» **INFORMATION SHOWN**:
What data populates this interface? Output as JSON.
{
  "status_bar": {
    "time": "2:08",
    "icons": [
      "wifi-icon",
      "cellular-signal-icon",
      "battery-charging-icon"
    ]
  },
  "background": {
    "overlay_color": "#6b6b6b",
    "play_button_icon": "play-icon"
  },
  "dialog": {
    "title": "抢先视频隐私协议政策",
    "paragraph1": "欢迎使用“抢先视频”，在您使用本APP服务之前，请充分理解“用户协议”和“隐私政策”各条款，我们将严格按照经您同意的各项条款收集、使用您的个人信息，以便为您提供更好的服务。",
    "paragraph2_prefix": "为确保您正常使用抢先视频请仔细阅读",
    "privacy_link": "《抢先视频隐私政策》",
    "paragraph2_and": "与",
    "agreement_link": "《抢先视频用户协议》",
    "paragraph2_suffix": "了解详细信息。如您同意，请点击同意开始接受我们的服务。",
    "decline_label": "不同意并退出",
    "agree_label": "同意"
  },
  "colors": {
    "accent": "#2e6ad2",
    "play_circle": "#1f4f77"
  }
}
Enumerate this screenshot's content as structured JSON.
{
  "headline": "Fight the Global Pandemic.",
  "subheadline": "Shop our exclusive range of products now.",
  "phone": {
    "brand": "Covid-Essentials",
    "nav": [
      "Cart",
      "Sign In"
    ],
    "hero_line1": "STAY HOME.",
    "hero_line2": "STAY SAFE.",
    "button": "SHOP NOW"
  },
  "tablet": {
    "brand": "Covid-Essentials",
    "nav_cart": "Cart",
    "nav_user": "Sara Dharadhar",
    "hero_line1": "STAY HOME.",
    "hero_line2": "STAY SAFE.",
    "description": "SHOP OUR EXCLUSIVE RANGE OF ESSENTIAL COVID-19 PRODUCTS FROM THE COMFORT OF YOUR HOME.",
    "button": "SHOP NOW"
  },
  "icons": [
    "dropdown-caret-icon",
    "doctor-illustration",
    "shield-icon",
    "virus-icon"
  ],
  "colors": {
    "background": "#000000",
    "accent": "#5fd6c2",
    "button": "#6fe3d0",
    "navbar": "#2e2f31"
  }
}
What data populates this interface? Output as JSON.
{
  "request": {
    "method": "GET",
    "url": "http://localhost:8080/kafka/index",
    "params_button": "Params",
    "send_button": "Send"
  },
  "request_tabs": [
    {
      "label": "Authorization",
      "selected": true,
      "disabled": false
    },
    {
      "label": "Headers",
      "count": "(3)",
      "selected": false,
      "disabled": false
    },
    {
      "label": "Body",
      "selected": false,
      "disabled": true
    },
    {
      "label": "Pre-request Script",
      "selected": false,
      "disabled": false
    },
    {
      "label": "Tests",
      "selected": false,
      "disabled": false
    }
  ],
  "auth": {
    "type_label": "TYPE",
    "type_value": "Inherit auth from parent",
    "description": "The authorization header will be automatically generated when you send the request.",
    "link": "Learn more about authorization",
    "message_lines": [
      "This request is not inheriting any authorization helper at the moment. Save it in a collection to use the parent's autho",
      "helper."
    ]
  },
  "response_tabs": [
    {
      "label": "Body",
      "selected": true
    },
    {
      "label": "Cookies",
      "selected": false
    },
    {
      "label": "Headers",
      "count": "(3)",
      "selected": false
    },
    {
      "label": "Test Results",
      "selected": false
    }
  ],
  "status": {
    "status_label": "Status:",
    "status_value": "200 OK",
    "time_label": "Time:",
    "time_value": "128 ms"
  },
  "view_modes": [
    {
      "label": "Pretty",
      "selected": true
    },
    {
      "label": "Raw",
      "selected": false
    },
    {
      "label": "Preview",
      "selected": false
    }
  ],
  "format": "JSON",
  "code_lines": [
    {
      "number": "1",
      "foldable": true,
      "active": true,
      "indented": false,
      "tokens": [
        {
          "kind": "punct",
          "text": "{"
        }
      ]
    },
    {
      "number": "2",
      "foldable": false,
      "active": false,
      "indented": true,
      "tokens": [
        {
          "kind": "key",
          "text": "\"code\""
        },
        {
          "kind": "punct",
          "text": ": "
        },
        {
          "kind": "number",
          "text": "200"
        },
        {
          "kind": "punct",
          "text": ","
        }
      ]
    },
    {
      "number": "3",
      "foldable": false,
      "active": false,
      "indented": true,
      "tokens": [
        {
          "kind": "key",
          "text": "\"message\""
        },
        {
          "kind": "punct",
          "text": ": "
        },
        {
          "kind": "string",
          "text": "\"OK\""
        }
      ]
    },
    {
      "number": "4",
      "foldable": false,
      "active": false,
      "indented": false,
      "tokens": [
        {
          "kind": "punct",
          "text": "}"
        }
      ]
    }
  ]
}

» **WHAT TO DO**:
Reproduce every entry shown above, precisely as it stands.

» **TASK ANSWER**:
What data populates this interface? Output as JSON.
{
  "status_bar": {
    "time": "2:08",
    "icons": [
      "wifi-icon",
      "cellular-signal-icon",
      "battery-charging-icon"
    ]
  },
  "background": {
    "overlay_color": "#6b6b6b",
    "play_button_icon": "play-icon"
  },
  "dialog": {
    "title": "抢先视频隐私协议政策",
    "paragraph1": "欢迎使用“抢先视频”，在您使用本APP服务之前，请充分理解“用户协议”和“隐私政策”各条款，我们将严格按照经您同意的各项条款收集、使用您的个人信息，以便为您提供更好的服务。",
    "paragraph2_prefix": "为确保您正常使用抢先视频请仔细阅读",
    "privacy_link": "《抢先视频隐私政策》",
    "paragraph2_and": "与",
    "agreement_link": "《抢先视频用户协议》",
    "paragraph2_suffix": "了解详细信息。如您同意，请点击同意开始接受我们的服务。",
    "decline_label": "不同意并退出",
    "agree_label": "同意"
  },
  "colors": {
    "accent": "#2e6ad2",
    "play_circle": "#1f4f77"
  }
}
Enumerate this screenshot's content as structured JSON.
{
  "headline": "Fight the Global Pandemic.",
  "subheadline": "Shop our exclusive range of products now.",
  "phone": {
    "brand": "Covid-Essentials",
    "nav": [
      "Cart",
      "Sign In"
    ],
    "hero_line1": "STAY HOME.",
    "hero_line2": "STAY SAFE.",
    "button": "SHOP NOW"
  },
  "tablet": {
    "brand": "Covid-Essentials",
    "nav_cart": "Cart",
    "nav_user": "Sara Dharadhar",
    "hero_line1": "STAY HOME.",
    "hero_line2": "STAY SAFE.",
    "description": "SHOP OUR EXCLUSIVE RANGE OF ESSENTIAL COVID-19 PRODUCTS FROM THE COMFORT OF YOUR HOME.",
    "button": "SHOP NOW"
  },
  "icons": [
    "dropdown-caret-icon",
    "doctor-illustration",
    "shield-icon",
    "virus-icon"
  ],
  "colors": {
    "background": "#000000",
    "accent": "#5fd6c2",
    "button": "#6fe3d0",
    "navbar": "#2e2f31"
  }
}
What data populates this interface? Output as JSON.
{
  "request": {
    "method": "GET",
    "url": "http://localhost:8080/kafka/index",
    "params_button": "Params",
    "send_button": "Send"
  },
  "request_tabs": [
    {
      "label": "Authorization",
      "selected": true,
      "disabled": false
    },
    {
      "label": "Headers",
      "count": "(3)",
      "selected": false,
      "disabled": false
    },
    {
      "label": "Body",
      "selected": false,
      "disabled": true
    },
    {
      "label": "Pre-request Script",
      "selected": false,
      "disabled": false
    },
    {
      "label": "Tests",
      "selected": false,
      "disabled": false
    }
  ],
  "auth": {
    "type_label": "TYPE",
    "type_value": "Inherit auth from parent",
    "description": "The authorization header will be automatically generated when you send the request.",
    "link": "Learn more about authorization",
    "message_lines": [
      "This request is not inheriting any authorization helper at the moment. Save it in a collection to use the parent's autho",
      "helper."
    ]
  },
  "response_tabs": [
    {
      "label": "Body",
      "selected": true
    },
    {
      "label": "Cookies",
      "selected": false
    },
    {
      "label": "Headers",
      "count": "(3)",
      "selected": false
    },
    {
      "label": "Test Results",
      "selected": false
    }
  ],
  "status": {
    "status_label": "Status:",
    "status_value": "200 OK",
    "time_label": "Time:",
    "time_value": "128 ms"
  },
  "view_modes": [
    {
      "label": "Pretty",
      "selected": true
    },
    {
      "label": "Raw",
      "selected": false
    },
    {
      "label": "Preview",
      "selected": false
    }
  ],
  "format": "JSON",
  "code_lines": [
    {
      "number": "1",
      "foldable": true,
      "active": true,
      "indented": false,
      "tokens": [
        {
          "kind": "punct",
          "text": "{"
        }
      ]
    },
    {
      "number": "2",
      "foldable": false,
      "active": false,
      "indented": true,
      "tokens": [
        {
          "kind": "key",
          "text": "\"code\""
        },
        {
          "kind": "punct",
          "text": ": "
        },
        {
          "kind": "number",
          "text": "200"
        },
        {
          "kind": "punct",
          "text": ","
        }
      ]
    },
    {
      "number": "3",
      "foldable": false,
      "active": false,
      "indented": true,
      "tokens": [
        {
          "kind": "key",
          "text": "\"message\""
        },
        {
          "kind": "punct",
          "text": ": "
        },
        {
          "kind": "string",
          "text": "\"OK\""
        }
      ]
    },
    {
      "number": "4",
      "foldable": false,
      "active": false,
      "indented": false,
      "tokens": [
        {
          "kind": "punct",
          "text": "}"
        }
      ]
    }
  ]
}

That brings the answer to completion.